Photons are necessary in the standard model of particle physics

In the Standard Model of particle physics, photons are described as a necessary consequence of physical laws having a certain symmetry at every point in spacetime. The intrinsic properties of photons, such as charge, mass and spin, are determined by the properties of this gauge symmetry. 

How photons are useful

The photon concept has led to momentous advances in experimental and theoretical physics, such as lasers, Bose–Einstein condensation, quantum field theory, and the probabilistic interpretation of quantum mechanics. It has been applied to photochemistry, high-resolution microscopy, and measurements of molecular distances.

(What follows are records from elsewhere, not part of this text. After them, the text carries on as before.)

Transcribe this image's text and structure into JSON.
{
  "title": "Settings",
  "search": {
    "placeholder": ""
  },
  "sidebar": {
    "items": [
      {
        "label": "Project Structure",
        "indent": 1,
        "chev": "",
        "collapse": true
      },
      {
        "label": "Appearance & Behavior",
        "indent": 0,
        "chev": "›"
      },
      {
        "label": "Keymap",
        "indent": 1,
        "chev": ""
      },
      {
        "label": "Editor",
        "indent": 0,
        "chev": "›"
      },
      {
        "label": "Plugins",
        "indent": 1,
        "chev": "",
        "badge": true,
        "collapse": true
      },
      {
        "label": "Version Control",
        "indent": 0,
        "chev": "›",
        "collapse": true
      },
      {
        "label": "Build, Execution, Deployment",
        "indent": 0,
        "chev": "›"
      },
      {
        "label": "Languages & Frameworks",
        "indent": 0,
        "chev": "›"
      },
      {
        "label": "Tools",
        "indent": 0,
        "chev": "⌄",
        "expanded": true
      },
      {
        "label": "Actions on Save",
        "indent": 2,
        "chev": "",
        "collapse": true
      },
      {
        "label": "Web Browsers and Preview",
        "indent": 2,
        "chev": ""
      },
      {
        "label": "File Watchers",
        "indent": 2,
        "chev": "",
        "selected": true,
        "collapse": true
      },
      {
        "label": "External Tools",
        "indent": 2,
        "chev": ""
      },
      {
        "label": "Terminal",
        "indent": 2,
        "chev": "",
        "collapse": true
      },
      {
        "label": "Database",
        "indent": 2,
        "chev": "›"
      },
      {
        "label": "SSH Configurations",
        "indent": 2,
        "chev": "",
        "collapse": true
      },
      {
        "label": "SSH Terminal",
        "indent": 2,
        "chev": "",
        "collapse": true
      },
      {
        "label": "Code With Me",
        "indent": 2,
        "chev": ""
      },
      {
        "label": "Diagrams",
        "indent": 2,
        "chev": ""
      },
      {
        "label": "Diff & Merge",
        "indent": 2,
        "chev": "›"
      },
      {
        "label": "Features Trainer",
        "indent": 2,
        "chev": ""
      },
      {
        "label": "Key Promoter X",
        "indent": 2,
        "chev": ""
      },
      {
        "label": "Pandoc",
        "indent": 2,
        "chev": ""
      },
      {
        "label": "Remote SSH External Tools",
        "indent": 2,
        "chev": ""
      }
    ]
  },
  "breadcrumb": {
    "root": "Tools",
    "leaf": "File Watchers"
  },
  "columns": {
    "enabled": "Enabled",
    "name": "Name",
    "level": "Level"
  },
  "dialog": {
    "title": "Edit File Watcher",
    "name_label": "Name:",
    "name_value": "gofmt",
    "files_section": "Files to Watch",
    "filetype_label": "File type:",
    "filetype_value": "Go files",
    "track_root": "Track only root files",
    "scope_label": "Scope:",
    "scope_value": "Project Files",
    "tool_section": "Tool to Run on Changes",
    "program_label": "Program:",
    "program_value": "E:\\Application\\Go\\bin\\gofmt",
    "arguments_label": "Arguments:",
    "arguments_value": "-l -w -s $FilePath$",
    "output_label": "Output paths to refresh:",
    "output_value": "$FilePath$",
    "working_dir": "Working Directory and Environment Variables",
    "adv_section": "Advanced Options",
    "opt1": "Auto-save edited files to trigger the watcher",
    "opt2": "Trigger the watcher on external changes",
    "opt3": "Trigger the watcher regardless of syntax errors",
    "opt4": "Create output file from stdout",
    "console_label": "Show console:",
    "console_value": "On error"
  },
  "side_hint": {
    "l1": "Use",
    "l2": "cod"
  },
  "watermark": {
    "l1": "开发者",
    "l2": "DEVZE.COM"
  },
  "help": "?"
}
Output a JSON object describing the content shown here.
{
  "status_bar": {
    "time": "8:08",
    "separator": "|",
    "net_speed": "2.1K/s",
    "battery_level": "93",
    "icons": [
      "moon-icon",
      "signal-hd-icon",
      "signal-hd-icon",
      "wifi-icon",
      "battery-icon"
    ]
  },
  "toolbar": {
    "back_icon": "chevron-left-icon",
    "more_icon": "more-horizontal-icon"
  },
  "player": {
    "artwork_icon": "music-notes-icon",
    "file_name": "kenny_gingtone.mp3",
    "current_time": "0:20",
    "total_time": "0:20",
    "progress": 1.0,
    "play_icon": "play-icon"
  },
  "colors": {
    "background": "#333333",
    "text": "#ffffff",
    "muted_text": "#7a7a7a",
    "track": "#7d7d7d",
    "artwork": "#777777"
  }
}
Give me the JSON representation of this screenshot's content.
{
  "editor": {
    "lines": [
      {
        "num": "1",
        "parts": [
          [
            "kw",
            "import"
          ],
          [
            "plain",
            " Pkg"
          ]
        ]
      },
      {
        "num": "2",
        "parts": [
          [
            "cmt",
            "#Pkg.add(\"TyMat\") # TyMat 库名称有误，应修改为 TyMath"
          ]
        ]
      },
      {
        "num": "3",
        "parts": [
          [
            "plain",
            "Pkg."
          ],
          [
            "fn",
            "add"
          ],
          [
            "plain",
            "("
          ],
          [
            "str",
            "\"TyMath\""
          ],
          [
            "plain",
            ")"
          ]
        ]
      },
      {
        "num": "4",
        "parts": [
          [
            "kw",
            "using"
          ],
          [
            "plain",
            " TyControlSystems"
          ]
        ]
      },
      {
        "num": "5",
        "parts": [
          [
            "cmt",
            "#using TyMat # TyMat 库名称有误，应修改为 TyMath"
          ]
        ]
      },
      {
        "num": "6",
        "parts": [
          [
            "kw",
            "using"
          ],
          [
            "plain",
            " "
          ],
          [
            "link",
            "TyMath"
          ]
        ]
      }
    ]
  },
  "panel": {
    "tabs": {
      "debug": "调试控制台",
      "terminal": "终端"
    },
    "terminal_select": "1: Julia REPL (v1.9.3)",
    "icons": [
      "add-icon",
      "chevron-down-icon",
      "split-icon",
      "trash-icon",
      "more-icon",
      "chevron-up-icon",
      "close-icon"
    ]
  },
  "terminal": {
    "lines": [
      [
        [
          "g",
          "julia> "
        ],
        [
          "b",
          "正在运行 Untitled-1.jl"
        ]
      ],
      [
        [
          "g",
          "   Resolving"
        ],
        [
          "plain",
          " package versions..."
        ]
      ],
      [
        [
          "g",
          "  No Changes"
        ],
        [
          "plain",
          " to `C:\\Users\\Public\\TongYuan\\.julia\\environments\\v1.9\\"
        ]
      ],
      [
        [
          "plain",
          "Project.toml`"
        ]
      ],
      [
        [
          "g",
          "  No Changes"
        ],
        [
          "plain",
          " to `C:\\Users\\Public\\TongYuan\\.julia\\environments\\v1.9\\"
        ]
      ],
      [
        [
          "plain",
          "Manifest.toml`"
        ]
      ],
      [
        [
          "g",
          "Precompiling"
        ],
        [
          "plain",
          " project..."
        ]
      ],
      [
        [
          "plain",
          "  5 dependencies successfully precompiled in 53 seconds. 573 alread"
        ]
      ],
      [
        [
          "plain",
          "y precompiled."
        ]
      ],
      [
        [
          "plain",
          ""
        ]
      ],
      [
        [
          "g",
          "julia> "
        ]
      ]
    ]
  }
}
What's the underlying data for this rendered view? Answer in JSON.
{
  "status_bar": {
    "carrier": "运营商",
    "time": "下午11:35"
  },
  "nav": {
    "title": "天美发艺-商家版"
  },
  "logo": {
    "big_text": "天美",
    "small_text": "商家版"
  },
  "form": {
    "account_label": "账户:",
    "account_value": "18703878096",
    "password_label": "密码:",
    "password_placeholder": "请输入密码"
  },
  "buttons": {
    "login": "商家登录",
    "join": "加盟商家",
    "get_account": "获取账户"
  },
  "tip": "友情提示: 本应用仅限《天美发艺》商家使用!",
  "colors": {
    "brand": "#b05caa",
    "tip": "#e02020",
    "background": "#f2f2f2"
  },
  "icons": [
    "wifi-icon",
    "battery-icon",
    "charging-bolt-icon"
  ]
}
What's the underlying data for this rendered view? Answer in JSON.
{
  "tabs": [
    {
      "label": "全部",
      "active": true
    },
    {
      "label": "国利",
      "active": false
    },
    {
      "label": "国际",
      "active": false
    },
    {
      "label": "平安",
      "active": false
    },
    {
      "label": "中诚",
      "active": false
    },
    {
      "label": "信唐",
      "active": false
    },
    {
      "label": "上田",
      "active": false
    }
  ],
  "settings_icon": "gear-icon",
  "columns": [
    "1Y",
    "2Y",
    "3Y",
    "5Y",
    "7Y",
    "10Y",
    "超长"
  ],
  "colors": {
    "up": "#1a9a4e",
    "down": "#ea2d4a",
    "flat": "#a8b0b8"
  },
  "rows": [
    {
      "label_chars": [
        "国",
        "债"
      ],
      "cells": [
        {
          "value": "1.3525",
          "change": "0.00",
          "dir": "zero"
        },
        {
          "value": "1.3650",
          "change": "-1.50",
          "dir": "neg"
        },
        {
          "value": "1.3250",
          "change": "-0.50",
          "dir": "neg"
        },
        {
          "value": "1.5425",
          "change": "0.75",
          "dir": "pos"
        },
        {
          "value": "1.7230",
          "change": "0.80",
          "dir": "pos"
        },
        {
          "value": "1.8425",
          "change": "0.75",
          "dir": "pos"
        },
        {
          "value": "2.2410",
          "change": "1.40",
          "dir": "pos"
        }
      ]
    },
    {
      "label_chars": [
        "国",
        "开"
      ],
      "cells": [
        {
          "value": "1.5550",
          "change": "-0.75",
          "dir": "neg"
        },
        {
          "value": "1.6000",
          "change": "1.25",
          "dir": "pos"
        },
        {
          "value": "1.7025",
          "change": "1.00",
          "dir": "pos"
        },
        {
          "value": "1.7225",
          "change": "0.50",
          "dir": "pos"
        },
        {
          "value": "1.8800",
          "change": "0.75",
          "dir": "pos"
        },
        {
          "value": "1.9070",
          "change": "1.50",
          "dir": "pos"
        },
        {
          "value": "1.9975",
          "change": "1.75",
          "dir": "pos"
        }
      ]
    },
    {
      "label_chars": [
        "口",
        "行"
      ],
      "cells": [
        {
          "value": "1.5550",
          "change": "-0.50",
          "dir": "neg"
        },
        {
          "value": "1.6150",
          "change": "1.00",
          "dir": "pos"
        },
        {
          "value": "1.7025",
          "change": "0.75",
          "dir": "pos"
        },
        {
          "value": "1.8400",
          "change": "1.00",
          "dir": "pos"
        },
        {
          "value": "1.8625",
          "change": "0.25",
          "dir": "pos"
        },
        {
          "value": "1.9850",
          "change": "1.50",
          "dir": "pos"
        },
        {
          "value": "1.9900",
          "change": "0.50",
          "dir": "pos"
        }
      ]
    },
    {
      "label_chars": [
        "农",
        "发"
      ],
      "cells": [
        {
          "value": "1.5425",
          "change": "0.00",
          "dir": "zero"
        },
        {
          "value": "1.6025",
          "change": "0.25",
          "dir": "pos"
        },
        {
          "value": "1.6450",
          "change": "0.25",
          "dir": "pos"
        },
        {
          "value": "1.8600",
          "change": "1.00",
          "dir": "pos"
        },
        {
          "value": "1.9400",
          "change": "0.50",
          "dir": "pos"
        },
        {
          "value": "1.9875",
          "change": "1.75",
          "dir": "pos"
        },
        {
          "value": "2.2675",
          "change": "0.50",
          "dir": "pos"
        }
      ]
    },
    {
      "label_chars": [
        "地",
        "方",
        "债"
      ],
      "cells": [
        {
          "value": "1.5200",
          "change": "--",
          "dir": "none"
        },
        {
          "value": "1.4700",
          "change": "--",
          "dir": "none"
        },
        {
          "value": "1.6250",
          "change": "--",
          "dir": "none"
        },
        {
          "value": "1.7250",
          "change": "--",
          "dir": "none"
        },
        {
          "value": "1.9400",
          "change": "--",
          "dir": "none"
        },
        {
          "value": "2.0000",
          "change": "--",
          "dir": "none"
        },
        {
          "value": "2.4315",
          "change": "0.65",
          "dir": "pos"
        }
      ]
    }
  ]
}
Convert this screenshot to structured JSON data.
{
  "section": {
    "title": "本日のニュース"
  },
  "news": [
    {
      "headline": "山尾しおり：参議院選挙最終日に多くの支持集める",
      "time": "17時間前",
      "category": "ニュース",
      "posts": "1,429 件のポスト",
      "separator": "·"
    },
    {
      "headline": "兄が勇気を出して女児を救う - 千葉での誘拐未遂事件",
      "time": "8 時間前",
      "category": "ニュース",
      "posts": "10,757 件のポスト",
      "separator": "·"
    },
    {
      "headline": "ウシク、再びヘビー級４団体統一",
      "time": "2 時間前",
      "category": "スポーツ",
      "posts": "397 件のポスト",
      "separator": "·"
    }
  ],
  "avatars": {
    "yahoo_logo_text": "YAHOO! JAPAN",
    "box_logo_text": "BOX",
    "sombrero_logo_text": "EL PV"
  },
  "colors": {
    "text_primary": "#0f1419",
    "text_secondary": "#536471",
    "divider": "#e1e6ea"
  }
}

Recently, photons have been studied as elements of quantum computers and for sophisticated applications in optical communication such as quantum cryptography.

sourcehttp://en.wikipedia.org/w/index.php?title=Photon&oldid=611738936